BEGIN ENTRIES SHOWN

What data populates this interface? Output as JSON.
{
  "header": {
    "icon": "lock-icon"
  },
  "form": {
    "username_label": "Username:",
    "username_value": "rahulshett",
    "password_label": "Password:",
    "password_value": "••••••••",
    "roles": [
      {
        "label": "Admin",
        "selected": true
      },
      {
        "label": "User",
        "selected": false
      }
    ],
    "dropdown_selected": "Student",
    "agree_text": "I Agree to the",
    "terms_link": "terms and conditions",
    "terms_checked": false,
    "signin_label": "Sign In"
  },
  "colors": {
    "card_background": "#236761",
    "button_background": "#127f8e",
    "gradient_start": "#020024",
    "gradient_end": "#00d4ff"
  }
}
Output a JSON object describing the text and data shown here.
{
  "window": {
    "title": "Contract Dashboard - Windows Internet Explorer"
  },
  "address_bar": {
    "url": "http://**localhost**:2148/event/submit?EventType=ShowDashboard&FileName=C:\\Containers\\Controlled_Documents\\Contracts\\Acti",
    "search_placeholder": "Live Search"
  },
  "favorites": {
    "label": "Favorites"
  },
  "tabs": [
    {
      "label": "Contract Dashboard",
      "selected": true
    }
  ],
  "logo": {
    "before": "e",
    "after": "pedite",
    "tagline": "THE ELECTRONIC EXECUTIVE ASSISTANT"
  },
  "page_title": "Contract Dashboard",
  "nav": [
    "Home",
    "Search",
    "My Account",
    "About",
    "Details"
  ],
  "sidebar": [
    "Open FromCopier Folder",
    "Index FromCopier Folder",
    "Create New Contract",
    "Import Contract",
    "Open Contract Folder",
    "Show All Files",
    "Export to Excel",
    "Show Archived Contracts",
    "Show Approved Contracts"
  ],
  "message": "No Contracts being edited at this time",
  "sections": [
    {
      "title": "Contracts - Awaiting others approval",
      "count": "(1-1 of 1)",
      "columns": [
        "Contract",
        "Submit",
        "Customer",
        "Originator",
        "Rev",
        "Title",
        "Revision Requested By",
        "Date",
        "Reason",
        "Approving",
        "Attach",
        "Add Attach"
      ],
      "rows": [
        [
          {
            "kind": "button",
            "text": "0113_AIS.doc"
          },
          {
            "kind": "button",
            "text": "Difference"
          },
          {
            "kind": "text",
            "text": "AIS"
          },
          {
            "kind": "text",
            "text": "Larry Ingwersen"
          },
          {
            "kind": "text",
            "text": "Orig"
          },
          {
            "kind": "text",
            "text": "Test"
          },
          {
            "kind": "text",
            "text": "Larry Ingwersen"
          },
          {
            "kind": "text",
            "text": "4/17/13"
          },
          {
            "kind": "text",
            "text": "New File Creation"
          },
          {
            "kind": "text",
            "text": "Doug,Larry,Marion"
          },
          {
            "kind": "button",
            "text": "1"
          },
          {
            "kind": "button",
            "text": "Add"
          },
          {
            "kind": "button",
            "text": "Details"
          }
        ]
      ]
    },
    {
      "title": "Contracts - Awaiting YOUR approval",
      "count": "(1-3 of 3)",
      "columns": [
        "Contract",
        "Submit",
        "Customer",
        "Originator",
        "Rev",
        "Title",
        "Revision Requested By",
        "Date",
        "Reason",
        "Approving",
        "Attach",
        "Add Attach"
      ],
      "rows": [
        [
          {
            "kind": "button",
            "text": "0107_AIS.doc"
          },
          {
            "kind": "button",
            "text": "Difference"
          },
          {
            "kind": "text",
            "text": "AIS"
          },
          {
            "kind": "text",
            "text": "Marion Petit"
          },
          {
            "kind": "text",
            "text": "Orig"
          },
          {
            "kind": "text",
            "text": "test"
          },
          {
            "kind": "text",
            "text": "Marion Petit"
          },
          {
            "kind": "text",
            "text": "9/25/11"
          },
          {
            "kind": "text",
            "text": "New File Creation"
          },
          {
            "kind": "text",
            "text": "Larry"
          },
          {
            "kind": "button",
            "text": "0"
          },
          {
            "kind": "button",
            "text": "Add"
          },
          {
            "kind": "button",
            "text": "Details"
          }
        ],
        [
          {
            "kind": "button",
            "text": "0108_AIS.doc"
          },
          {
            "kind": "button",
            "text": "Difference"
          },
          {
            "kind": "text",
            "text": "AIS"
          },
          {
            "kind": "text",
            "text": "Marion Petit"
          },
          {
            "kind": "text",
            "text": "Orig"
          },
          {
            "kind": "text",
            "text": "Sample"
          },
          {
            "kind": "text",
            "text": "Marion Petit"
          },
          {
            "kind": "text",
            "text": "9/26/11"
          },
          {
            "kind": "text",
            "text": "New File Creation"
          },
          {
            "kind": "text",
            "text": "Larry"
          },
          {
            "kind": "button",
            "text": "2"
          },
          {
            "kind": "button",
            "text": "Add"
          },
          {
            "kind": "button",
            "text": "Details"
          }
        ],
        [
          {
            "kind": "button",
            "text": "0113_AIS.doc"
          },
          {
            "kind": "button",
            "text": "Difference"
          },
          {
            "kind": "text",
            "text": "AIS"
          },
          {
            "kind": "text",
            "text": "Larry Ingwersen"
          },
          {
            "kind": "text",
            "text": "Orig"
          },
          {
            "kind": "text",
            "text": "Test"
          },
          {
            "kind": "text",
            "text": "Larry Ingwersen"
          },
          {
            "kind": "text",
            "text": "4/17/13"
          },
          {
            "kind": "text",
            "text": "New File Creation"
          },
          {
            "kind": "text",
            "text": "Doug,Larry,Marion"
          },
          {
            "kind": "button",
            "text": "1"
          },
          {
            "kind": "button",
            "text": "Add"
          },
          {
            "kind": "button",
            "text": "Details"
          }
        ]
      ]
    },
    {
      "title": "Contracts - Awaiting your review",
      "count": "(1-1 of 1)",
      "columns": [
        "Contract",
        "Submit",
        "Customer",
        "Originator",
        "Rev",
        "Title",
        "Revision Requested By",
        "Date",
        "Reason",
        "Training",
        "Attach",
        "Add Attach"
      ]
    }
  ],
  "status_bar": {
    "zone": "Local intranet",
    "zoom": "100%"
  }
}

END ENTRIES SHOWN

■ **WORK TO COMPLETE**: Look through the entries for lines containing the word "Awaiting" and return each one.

■ **OUTPUT OF THE EXERCISE**:
      "title": "Contracts - Awaiting others approval",
      "title": "Contracts - Awaiting YOUR approval",
      "title": "Contracts - Awaiting your review",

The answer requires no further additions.